Now I belong to her.
Lately, she’s been sick. She had a gum infection that worked its way into her jaw. Four teeth later and an aggressive course of antibiotics and she’s fine. She’s back to her old self, aggravating the other dogs and shepherding me and everybody else.
She also has a bladder stone, which has finally broken up. We are hopeful that more antibiotics will break the rest up. Otherwise, she could require surgery. We’ll know in a few weeks. I’m not inclined to put her through it. She shows no symptoms. She’s happy. She acts younger than her age. She has no symptoms.
What would you do?
It’s a portrait. A lucky portrait because she normally doesn’t allow it. I didn’t do any post production except to correct the warm light of the room that we were in. Sophie did the rest.
Stay safe. Stay mighty. Protect our teachers. Enjoy every sandwich.

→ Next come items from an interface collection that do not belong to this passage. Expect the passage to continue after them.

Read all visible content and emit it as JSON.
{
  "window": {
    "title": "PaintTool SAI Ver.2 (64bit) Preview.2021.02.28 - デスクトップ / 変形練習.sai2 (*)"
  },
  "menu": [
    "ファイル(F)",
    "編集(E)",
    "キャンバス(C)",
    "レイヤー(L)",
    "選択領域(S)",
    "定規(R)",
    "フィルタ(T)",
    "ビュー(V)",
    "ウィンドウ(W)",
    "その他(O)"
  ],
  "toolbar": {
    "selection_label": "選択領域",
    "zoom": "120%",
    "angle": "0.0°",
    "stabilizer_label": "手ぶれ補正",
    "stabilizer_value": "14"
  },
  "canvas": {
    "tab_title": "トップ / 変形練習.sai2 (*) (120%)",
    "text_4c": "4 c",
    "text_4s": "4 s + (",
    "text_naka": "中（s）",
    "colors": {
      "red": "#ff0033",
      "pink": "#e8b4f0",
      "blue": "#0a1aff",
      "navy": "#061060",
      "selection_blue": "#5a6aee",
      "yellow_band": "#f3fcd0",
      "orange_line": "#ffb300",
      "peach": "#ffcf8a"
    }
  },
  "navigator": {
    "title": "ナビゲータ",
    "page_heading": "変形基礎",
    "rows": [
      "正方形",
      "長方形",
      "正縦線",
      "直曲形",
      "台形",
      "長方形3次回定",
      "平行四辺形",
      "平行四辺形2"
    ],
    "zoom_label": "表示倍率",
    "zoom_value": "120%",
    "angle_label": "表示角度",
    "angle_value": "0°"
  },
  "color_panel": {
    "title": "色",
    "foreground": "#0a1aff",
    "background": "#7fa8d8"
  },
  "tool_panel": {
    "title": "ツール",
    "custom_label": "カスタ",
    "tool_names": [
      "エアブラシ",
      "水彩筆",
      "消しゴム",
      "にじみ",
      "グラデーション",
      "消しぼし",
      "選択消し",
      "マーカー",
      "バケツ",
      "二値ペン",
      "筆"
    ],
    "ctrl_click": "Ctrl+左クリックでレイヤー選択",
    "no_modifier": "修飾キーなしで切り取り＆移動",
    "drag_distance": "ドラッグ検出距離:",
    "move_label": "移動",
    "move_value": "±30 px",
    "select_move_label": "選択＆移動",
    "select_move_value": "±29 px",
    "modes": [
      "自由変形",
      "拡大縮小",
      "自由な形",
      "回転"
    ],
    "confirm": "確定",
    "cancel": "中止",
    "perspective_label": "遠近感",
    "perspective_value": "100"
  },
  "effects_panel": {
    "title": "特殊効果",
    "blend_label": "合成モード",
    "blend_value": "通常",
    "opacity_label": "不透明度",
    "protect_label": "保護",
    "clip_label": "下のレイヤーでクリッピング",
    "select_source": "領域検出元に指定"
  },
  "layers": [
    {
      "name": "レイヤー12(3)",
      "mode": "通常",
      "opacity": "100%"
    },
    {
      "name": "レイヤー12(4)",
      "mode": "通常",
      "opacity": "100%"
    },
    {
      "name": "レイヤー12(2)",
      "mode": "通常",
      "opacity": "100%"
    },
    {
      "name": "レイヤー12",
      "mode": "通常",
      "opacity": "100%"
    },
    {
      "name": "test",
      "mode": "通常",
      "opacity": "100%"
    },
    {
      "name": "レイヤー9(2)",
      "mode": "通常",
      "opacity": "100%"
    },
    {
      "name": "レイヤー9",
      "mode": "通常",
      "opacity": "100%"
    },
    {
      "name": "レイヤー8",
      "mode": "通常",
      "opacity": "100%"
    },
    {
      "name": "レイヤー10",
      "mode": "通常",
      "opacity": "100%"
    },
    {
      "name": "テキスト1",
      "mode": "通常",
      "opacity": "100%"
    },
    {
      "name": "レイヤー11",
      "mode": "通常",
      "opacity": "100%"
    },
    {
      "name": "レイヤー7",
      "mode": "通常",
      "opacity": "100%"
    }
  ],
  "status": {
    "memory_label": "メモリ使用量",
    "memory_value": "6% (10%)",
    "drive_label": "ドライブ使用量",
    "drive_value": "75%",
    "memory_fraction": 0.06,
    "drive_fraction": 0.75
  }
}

I’m really not a nature photographer. For many years I took no notice of it. Along came really good smart phones with cameras that could produce fairly high quality images. Phones are ubiquitous. We carry them everywhere. Like on dog walks. I started seeing things that interested me, so I started making pictures. That made my dogs happy. They could poke around while I composed around.
That was a huge change for me.
Remember, I started life as a photojournalist. I made pictures of events, or people, or hard news. I didn’t have time to look closely at the world of nature. For sure I started to understand the qualities of light.
It wasn’t until I used color slide film almost exclusively that I really put a lot of what I knew into practice. Even then, 95% of my work still involved travel, location, people, places and things. But, not nature.
I think I confuse folks who find Storyteller because my work looks like that of a nature photographer, not a faux nature photographer. I know true nature photographers. They work very hard climbing to the top of a mountain, wading through swamps, walking across deserts. All in the name of photographs.
They typically follow one of the guiding principles of anybody who works on location. “Sometimes the hardest part of making a picture is getting there.” I think the late Professor Will Counts said that.
Me? I’m walking around the block. The hardest part of making these faux nature pictures is crossing the street and making sure the all seeing dog does walk into mild traffic.
That’s okay. It served me very well when I was in too much pain to do much more. My pain taught me to see. To really see. Little things, Subtle changes in nature as the seasons changed, not that they change much in Southeastern Louisiana.
Now, most of the pain is gone. You’ve read that story. While it’s true that I still have osteoarthritis issues, they don’t bother me much. Mild pain meds helps to control that. The pain that was limiting turned out to be bursitis in my hip. It took two years and three doctors to figure that out. Don’t ask me about my feelings. They vary from relieved to aggravated.
If I think about it very much, my former pain helped me to see all the things that I wouldn’t have seen. I’m grateful about that.
I made it on an early morning dog walk. I’ve been getting up way too early. I try not to wake the house. But, she hears. She knows. She’s ready for a walk. It’s not a problem because we beat the heat of the day. Kind of. It’s always hot this time of year. Let’s just say it’s a little cooler.
That’s also when the nights rain might still be drying. If it’s a really humid day, the moisture is pooling.
That’s really how I made this photograph. See it, push the button. Make every sure that image is tack sharp because it needs to be in order to work.